It was a long-held belief that people are either empathetic, or they are not. With training, awareness, and sensitization, leaders can learn to become empathetic. Once they do, this has a positive trickle-down effect on the entire organization. Unfortunately, this is typically considered as a “soft skill,” and hence, is often overlooked as a performance indicator.
Bringing Empathy to the Workplace
Research has shown that successful leaders must be “person-focused.” They should be able to work well with people from varying backgrounds, such as countries, cultures, and socio-economic strata. The ability to be compassionate and to be able to connect with people personally and professionally is an attribute that makes leadership highly effective.

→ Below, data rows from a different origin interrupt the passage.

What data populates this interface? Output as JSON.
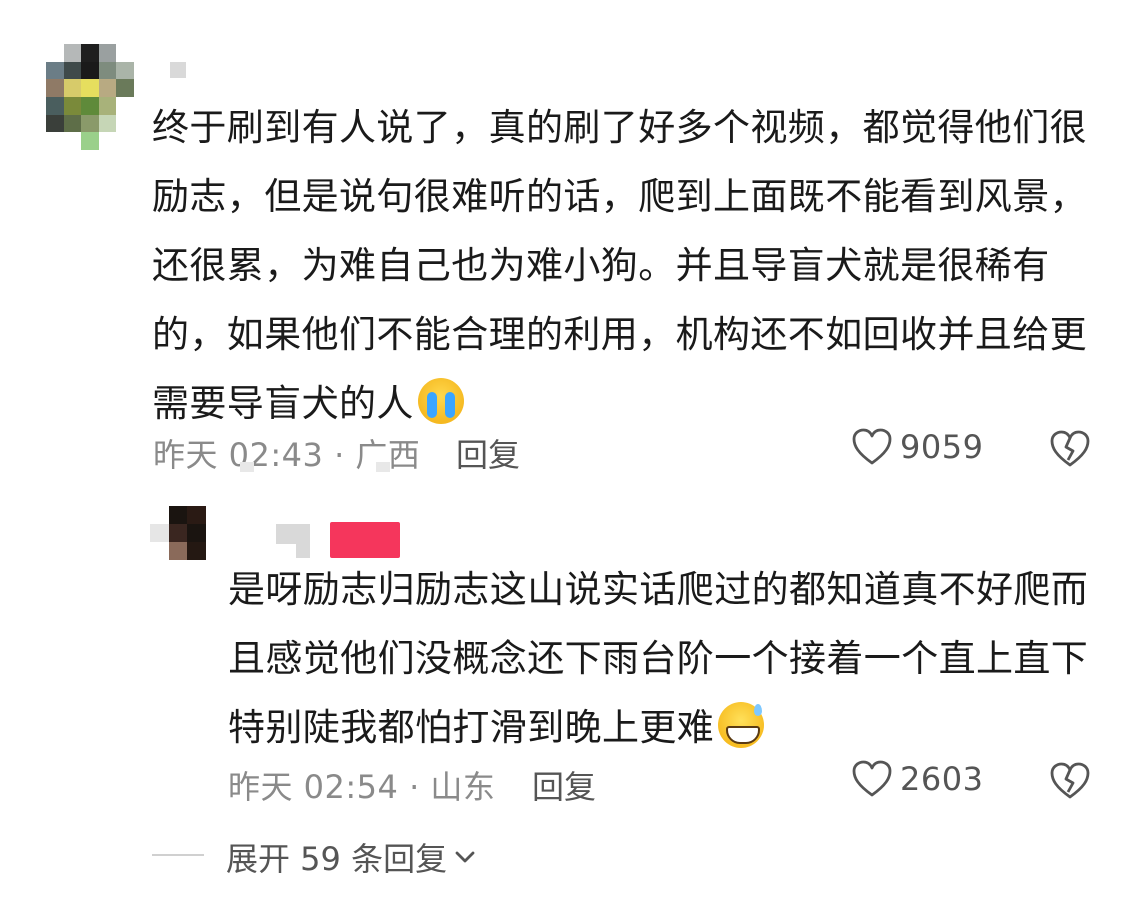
{
  "comments": [
    {
      "text": "终于刷到有人说了，真的刷了好多个视频，都觉得他们很励志，但是说句很难听的话，爬到上面既不能看到风景，还很累，为难自己也为难小狗。并且导盲犬就是很稀有的，如果他们不能合理的利用，机构还不如回收并且给更需要导盲犬的人",
      "emoji": "loudly-crying-face-emoji",
      "time_location": "昨天 02:43 · 广西",
      "reply_label": "回复",
      "like_count": "9059"
    },
    {
      "text": "是呀励志归励志这山说实话爬过的都知道真不好爬而且感觉他们没概念还下雨台阶一个接着一个直上直下特别陡我都怕打滑到晚上更难",
      "emoji": "grinning-sweat-face-emoji",
      "time_location": "昨天 02:54 · 山东",
      "reply_label": "回复",
      "like_count": "2603"
    }
  ],
  "expand_replies": {
    "label": "展开 59 条回复",
    "icon": "chevron-down-icon"
  },
  "colors": {
    "author_tag": "#f5365c",
    "meta_text": "#8a8a8a",
    "body_text": "#1a1a1a"
  }
}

There are seven (7) steps that people can take to become more empathetic. As we stated at the beginning of this blog, it all begins with consciousness. The first step is becoming aware of how empathetic you are – or are not.
- Understand the significance of embracing empathetic leadership. It is important to understand that this is not another new age cooperate fad. Empathy delivers tangible results. It has a direct impact on employee performance and the company’s balance sheet. It promotes physical and mental well-being in the workplace. All stakeholders have a better quality of life since a major part of their lives is spent in the workplace. Leaders who want to embrace empathy need to understand its financial, cultural, personal, and organizational benefits. This is the first and the most important step.
- Improve listening and observational skills. These are very important traits. Empathetic leaders are great listeners. They can pick verbal and non-verbal cues. When they’re talking to people around them, they are “in the moment.” Instead of asserting their authority, they are actively interested in getting another’s perspective. Listening and observational skills can be improved with proper training. There are dedicated courses available for leaders to develop their active listening skills.
- Regularly ask questions. Ask questions like: How are you today? Do you have some suggestions for me? How can I help you work better? Are you able to manage your work? What stops you from giving your best? Are you able to communicate?
- Be genuinely eager to get to know your team members. The employees of the company are not cogs in a machine. They have likes and dislikes. They have anxieties. They have biases. Their personal and professional lives often overlap. They may have health issues.
- Proactively create opportunities to get to know your team members. Schedule individual appointments just to talk to them and get to know them better. Ask them how they feel about the work environment or whether they are comfortable. Make it all about them. Allow them to communicate without fear of any negative reaction. Take a genuine interest in what they have to say.
- Don’t hide your vulnerability. Just because you are a leader, it doesn’t mean that you’re not vulnerable to misunderstanding, decision paralysis, lack of ideas and mental and physical obstacles. Share your vulnerabilities when talking to your team members. Seek solutions to your problems. Ask them questions. Let them realize their professional and intellectual capacities. They will feel more comfortable. They will be able to relate better. They will be more forthcoming with their own vulnerabilities. A kinship will develop.
- Be the change you want to see in others. In other words, lead by example. Reach out. Create a safe space for everyone. Encourage workers to listen to each other. Embrace mistakes and learn from them. Show genuine care in people’s well-being. Facilitate accommodation and adaptation for different needs. Practice patience.
Above all, accept that empathy can be learned and internalized with proper and sustained training. Sure, it comes more naturally to some, but for many individuals, it comes through learning, orientation, and perception-shaping. Use this knowledge to your advantage by getting a timely edge over the other people who are competing for YOUR next leadership job.